Lower income households and people of color across the country continued to struggle to pay rent in the first months of this year. More than 20% of households making less than $25,000 a year were behind on rent from December 2021 to April 2022, the report found. More than 20% of Black households and more than 15% of Hispanic and Asian households were behind on rent. 

Nationwide, eviction rates were almost back to pre-pandemic levels, the report found, with March 2022 rates almost equaling February 2020 rates.

Vermont renters had one of the lowest rates of being behind on rent, with just 7% of Vermont renters falling behind, the report found. 

High demand

On Thursday, the average number of days a house in northwestern Vermont was on the market was 22, according to Parsons. For a condominium or townhouse, it was nine days. 

“It’s incredibly challenging for buyers out there,” Parsons said. “Many of our buyers, they’re writing you somewhere between three to seven offers before they get an offer accepted, and in many cases, they’re waiving important contingencies — things like home inspections or appraisals, just to put themselves in a position to be competitive enough in those multiple-offer situations to win bids.”

The number of sales in Vermont has risen 16.2% between May 2021 and May 2022, according to Parsons. 

One contributing factor to rising home prices across the country has been an influx of millennials into the market after delaying living on their own through their twenties and early thirties, according to the Harvard report. It found that on average, between 2016 and 2021, 359,000 more households per year were formed by people between 35 and 44 than in the previous five years.   

A declining unemployment rate and rising wages gave young adults the financial footing they needed to move into home ownership. As a result, the report found, 62.3% of households between 35 and 44 now own homes, up from 58.9% in the first quarter of 2016.

Cooling off?

A sudden spike in interest rates is expected to slow the rapid rise in home prices nationwide, the report concluded, and the large number of apartments under construction across the country should temper rent increases. 

“Interest rate increases, especially of the magnitude we’ve experienced so far this year, can rapidly deteriorate affordability,” Hermann said. “And that’s doubly true with the kinds of price increases we’ve seen since the start of the pandemic. Interest rate rises will price out a large number of potential home buyers.”

Between rising prices and rising interest rates, the report found national home buying starting to slow, citing findings that as of mid-May, the Mortgage Bankers Association’s unadjusted Purchase Price Index showed a 16% drop in mortgage applications from May 2021. 

Parsons said that in Chittenden County, he’s seeing some indications of a slowing market because of rising interest rates, but he said it is still very much a strong seller’s market because the supply of homes is too limited for the current demand.

“For some buyers, obtaining mortgages, just with higher rates, that’s going to impact what they can afford, and I think, ultimately, that’s what’s going to impact the market,” Parsons said.

In April, 1.64 million homes were under construction in the U.S., the highest number since 1973, the report found.

But it costs more to build. 

If a building cost $10 million to build before the pandemic, it costs $13 million now, according to Joe Larkin, who owns Larkin Realty and is breaking ground on an 83-unit building in South Burlington.
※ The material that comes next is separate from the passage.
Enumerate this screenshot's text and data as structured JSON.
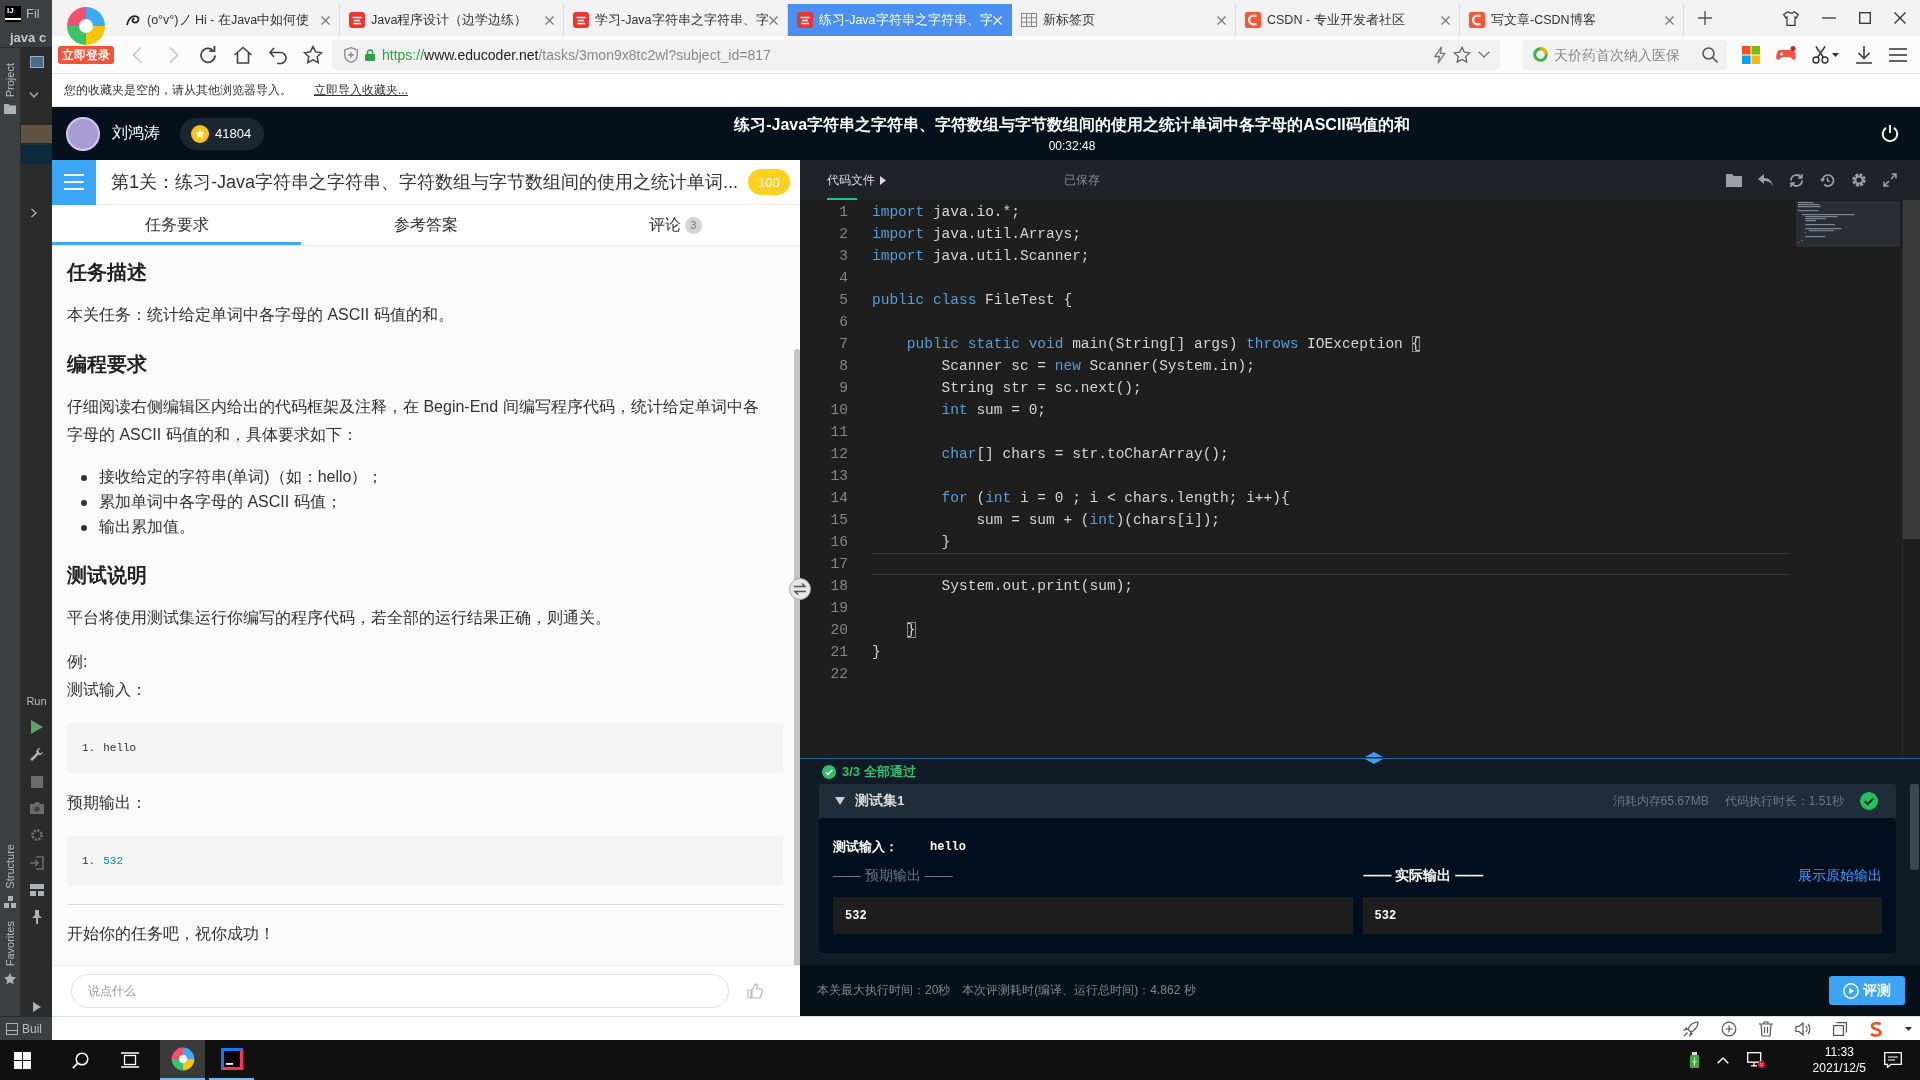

Larkin said he is seeing no decline in demand for apartments in the Burlington area. 

And as for that $420,917 median home price?

“You can’t build a single-family home for anywhere near $410,000,” Larkin said. “When I look at the market, I don’t see any real inventory at that $400,000 level.”

Previously VTDigger's economy reporter.